§ **What is needed**
State how many lines in the records below contain the string "value", and give nothing besides that number.

** Opening Input for this task block **

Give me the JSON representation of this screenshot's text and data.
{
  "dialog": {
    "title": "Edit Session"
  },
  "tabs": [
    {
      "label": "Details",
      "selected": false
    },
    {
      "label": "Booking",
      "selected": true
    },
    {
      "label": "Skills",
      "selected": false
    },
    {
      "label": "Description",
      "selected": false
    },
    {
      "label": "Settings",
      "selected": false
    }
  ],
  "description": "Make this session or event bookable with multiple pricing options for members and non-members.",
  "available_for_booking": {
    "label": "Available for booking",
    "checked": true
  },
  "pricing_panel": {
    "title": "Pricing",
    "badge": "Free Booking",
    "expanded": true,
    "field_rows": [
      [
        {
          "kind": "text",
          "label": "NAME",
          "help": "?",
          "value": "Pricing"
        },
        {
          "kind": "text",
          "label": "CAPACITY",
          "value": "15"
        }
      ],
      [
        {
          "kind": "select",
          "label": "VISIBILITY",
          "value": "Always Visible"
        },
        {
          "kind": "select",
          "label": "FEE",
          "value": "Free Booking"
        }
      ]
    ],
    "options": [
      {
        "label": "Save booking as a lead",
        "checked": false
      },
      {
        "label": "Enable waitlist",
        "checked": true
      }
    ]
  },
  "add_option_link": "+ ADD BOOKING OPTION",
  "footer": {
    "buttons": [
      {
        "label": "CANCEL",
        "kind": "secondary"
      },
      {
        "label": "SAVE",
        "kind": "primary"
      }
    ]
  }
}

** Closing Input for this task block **

§ **Your solution**
4